Take every line containing "Đăng" out of the records.
╭─ Data supplied
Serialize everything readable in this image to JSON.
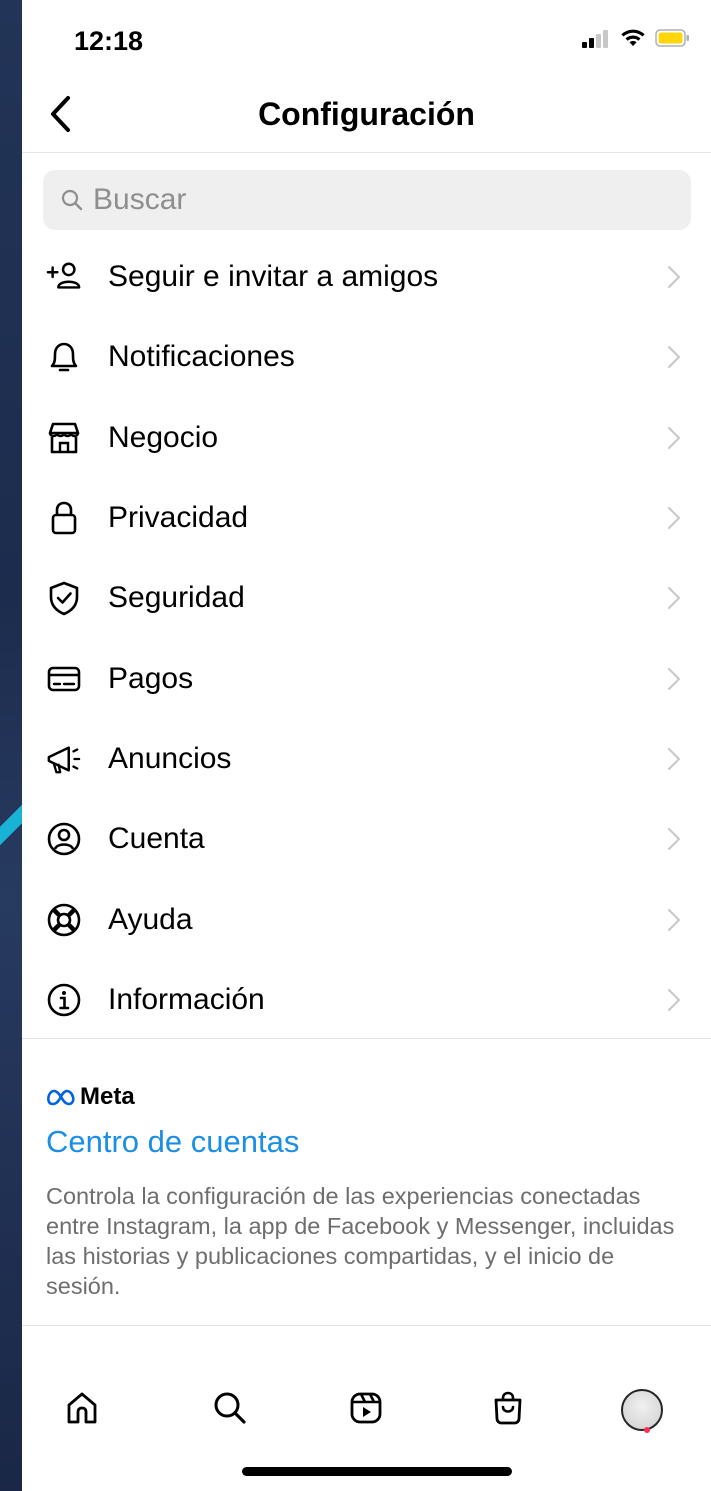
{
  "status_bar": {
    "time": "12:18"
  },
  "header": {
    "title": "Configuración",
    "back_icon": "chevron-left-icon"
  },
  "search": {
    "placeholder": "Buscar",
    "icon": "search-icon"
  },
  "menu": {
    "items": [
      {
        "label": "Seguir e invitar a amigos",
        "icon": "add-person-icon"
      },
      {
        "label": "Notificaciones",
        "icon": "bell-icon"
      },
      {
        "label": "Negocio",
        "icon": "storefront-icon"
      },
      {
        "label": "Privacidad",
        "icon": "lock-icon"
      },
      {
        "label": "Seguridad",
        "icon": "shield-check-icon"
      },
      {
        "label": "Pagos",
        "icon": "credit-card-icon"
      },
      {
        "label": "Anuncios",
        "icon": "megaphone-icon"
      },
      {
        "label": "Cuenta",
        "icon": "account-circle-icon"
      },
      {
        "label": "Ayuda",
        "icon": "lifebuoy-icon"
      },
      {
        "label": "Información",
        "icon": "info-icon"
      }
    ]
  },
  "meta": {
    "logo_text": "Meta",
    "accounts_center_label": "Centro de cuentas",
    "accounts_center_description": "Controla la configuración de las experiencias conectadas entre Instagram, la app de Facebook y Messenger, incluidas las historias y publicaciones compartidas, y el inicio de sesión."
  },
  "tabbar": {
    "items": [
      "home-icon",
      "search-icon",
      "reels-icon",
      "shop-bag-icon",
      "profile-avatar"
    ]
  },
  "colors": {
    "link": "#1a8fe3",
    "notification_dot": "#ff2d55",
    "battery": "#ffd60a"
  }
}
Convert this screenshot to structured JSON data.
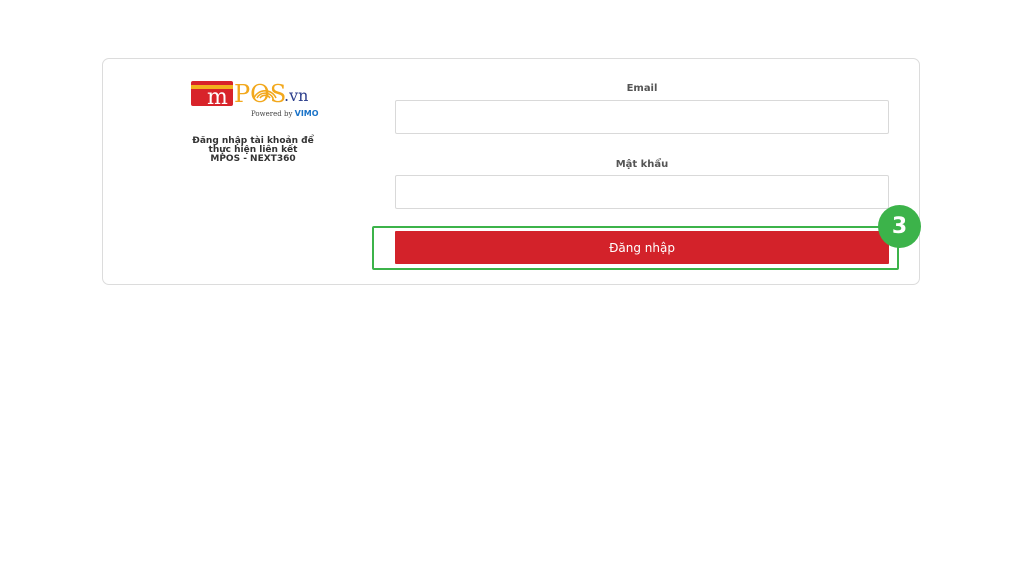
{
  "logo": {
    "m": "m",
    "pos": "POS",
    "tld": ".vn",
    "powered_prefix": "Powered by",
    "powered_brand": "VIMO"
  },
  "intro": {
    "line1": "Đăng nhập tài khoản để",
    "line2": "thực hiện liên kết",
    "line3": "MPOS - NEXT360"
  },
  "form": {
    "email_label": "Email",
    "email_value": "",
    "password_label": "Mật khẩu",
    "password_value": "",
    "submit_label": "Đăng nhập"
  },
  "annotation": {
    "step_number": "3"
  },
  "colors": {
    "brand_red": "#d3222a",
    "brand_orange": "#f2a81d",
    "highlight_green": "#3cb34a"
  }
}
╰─
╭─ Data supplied
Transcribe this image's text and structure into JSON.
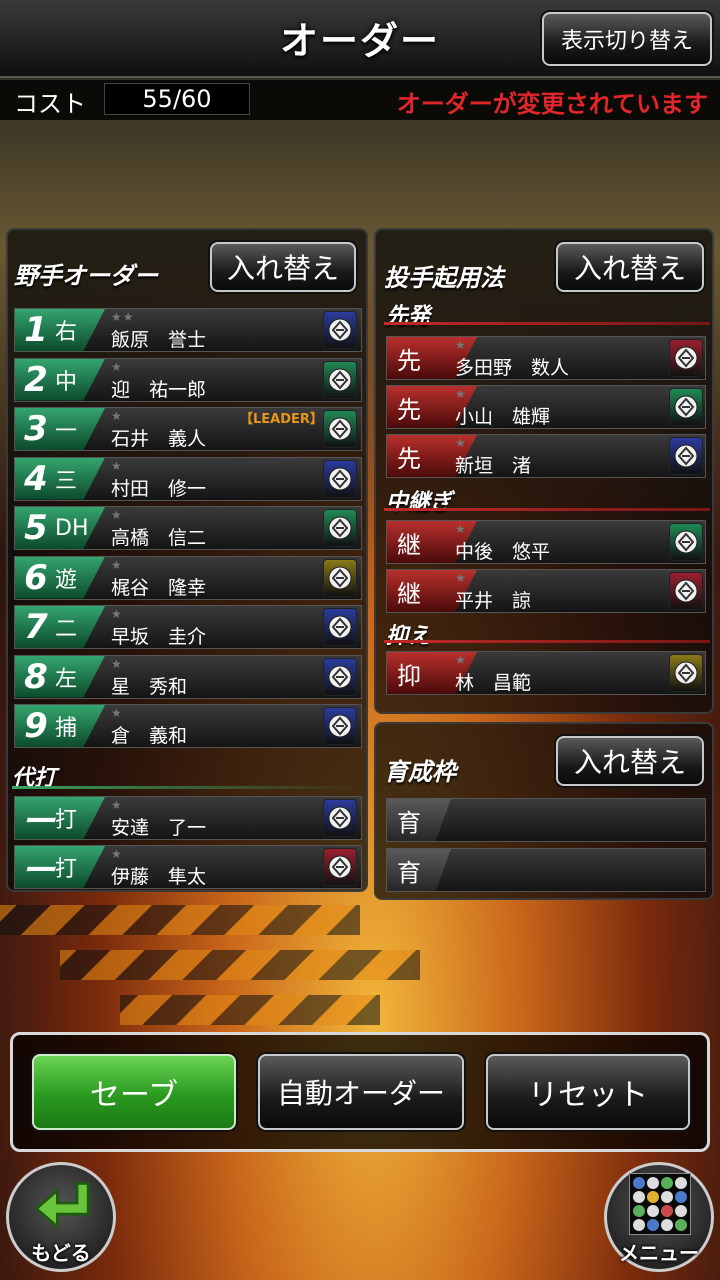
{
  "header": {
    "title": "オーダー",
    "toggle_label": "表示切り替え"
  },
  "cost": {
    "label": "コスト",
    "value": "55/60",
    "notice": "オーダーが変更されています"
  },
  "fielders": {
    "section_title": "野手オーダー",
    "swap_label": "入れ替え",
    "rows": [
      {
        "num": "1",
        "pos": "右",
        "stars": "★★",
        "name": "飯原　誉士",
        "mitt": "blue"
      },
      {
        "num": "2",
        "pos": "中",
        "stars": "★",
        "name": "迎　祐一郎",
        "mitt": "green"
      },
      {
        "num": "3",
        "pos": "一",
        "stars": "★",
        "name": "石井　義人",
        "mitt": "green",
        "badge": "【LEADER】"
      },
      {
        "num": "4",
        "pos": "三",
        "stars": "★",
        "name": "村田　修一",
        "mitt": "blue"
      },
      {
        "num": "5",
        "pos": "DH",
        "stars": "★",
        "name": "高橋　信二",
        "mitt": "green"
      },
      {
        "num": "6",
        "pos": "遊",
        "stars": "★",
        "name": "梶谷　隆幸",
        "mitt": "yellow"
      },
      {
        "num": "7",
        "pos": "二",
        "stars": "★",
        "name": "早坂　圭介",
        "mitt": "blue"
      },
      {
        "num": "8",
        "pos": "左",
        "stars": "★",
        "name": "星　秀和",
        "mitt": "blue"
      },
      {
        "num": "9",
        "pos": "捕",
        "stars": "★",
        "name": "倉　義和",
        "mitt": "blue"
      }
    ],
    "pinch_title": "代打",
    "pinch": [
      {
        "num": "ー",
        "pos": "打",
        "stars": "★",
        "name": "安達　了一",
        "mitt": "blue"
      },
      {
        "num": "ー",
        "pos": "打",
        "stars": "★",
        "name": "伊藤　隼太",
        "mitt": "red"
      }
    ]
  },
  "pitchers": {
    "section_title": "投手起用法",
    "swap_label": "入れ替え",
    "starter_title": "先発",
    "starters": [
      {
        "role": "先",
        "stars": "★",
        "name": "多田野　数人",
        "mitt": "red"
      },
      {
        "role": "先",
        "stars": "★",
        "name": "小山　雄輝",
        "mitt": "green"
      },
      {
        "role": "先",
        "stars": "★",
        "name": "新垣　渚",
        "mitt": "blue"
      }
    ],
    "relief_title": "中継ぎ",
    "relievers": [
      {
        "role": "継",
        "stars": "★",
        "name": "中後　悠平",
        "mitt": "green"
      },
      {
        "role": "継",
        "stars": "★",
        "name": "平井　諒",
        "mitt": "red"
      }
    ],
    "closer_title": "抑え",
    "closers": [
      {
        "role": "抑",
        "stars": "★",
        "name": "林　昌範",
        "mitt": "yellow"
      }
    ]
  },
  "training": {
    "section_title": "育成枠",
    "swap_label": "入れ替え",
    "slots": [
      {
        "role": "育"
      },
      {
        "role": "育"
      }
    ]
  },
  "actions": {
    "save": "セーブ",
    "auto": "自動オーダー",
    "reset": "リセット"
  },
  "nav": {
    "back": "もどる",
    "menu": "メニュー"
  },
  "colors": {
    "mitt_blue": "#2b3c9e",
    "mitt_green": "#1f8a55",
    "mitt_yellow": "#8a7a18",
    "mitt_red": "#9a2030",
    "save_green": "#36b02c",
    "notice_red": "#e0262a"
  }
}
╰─
* [Solution to this task]:
    "line1": "Đăng nhập tài khoản để",
    "submit_label": "Đăng nhập"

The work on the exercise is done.